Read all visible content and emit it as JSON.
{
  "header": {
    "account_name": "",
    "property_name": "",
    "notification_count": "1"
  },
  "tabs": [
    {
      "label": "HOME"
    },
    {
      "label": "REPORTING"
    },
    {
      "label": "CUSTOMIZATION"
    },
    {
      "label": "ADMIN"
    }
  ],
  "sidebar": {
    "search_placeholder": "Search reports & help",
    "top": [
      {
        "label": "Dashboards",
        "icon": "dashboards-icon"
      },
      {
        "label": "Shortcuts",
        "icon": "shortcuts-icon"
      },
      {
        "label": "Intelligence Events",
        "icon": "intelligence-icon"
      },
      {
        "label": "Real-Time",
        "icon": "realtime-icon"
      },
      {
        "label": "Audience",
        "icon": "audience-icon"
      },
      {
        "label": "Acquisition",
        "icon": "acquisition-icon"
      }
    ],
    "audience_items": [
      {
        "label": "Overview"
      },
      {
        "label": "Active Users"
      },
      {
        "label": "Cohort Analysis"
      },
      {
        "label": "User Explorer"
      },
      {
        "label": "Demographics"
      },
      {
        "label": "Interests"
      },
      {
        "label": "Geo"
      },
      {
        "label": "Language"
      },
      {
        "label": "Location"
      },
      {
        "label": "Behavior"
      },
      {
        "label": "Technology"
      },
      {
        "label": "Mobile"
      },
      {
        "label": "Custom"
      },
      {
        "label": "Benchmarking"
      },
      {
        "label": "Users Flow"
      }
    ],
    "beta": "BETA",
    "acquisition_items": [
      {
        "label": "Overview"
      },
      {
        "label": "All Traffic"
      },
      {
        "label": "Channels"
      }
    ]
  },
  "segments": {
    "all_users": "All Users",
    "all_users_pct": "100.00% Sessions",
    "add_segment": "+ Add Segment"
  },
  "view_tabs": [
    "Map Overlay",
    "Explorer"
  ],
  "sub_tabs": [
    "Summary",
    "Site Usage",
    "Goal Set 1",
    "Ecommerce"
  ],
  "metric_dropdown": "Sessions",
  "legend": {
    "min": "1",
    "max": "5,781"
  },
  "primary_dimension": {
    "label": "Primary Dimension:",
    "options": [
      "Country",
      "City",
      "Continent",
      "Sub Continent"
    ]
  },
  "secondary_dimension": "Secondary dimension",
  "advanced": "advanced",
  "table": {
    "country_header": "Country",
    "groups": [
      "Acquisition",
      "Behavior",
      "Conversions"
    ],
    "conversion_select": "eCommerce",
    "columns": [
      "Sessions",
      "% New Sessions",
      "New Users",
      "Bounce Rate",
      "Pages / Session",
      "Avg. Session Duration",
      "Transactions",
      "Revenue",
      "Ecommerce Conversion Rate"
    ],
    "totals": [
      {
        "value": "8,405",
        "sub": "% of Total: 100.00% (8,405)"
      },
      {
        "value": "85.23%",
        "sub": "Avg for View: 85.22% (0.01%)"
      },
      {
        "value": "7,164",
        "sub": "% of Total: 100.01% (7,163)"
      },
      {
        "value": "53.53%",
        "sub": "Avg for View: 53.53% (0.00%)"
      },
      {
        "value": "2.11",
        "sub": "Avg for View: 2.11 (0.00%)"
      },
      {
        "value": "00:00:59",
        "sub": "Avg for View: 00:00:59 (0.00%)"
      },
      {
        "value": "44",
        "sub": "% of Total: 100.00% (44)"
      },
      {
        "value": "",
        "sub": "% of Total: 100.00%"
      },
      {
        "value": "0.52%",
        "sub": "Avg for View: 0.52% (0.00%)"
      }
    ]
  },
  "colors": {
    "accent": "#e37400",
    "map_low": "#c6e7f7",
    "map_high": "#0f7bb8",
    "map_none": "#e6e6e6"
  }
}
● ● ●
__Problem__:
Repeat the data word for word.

__Exercise response__:
Read all visible content and emit it as JSON.
{
  "header": {
    "account_name": "",
    "property_name": "",
    "notification_count": "1"
  },
  "tabs": [
    {
      "label": "HOME"
    },
    {
      "label": "REPORTING"
    },
    {
      "label": "CUSTOMIZATION"
    },
    {
      "label": "ADMIN"
    }
  ],
  "sidebar": {
    "search_placeholder": "Search reports & help",
    "top": [
      {
        "label": "Dashboards",
        "icon": "dashboards-icon"
      },
      {
        "label": "Shortcuts",
        "icon": "shortcuts-icon"
      },
      {
        "label": "Intelligence Events",
        "icon": "intelligence-icon"
      },
      {
        "label": "Real-Time",
        "icon": "realtime-icon"
      },
      {
        "label": "Audience",
        "icon": "audience-icon"
      },
      {
        "label": "Acquisition",
        "icon": "acquisition-icon"
      }
    ],
    "audience_items": [
      {
        "label": "Overview"
      },
      {
        "label": "Active Users"
      },
      {
        "label": "Cohort Analysis"
      },
      {
        "label": "User Explorer"
      },
      {
        "label": "Demographics"
      },
      {
        "label": "Interests"
      },
      {
        "label": "Geo"
      },
      {
        "label": "Language"
      },
      {
        "label": "Location"
      },
      {
        "label": "Behavior"
      },
      {
        "label": "Technology"
      },
      {
        "label": "Mobile"
      },
      {
        "label": "Custom"
      },
      {
        "label": "Benchmarking"
      },
      {
        "label": "Users Flow"
      }
    ],
    "beta": "BETA",
    "acquisition_items": [
      {
        "label": "Overview"
      },
      {
        "label": "All Traffic"
      },
      {
        "label": "Channels"
      }
    ]
  },
  "segments": {
    "all_users": "All Users",
    "all_users_pct": "100.00% Sessions",
    "add_segment": "+ Add Segment"
  },
  "view_tabs": [
    "Map Overlay",
    "Explorer"
  ],
  "sub_tabs": [
    "Summary",
    "Site Usage",
    "Goal Set 1",
    "Ecommerce"
  ],
  "metric_dropdown": "Sessions",
  "legend": {
    "min": "1",
    "max": "5,781"
  },
  "primary_dimension": {
    "label": "Primary Dimension:",
    "options": [
      "Country",
      "City",
      "Continent",
      "Sub Continent"
    ]
  },
  "secondary_dimension": "Secondary dimension",
  "advanced": "advanced",
  "table": {
    "country_header": "Country",
    "groups": [
      "Acquisition",
      "Behavior",
      "Conversions"
    ],
    "conversion_select": "eCommerce",
    "columns": [
      "Sessions",
      "% New Sessions",
      "New Users",
      "Bounce Rate",
      "Pages / Session",
      "Avg. Session Duration",
      "Transactions",
      "Revenue",
      "Ecommerce Conversion Rate"
    ],
    "totals": [
      {
        "value": "8,405",
        "sub": "% of Total: 100.00% (8,405)"
      },
      {
        "value": "85.23%",
        "sub": "Avg for View: 85.22% (0.01%)"
      },
      {
        "value": "7,164",
        "sub": "% of Total: 100.01% (7,163)"
      },
      {
        "value": "53.53%",
        "sub": "Avg for View: 53.53% (0.00%)"
      },
      {
        "value": "2.11",
        "sub": "Avg for View: 2.11 (0.00%)"
      },
      {
        "value": "00:00:59",
        "sub": "Avg for View: 00:00:59 (0.00%)"
      },
      {
        "value": "44",
        "sub": "% of Total: 100.00% (44)"
      },
      {
        "value": "",
        "sub": "% of Total: 100.00%"
      },
      {
        "value": "0.52%",
        "sub": "Avg for View: 0.52% (0.00%)"
      }
    ]
  },
  "colors": {
    "accent": "#e37400",
    "map_low": "#c6e7f7",
    "map_high": "#0f7bb8",
    "map_none": "#e6e6e6"
  }
}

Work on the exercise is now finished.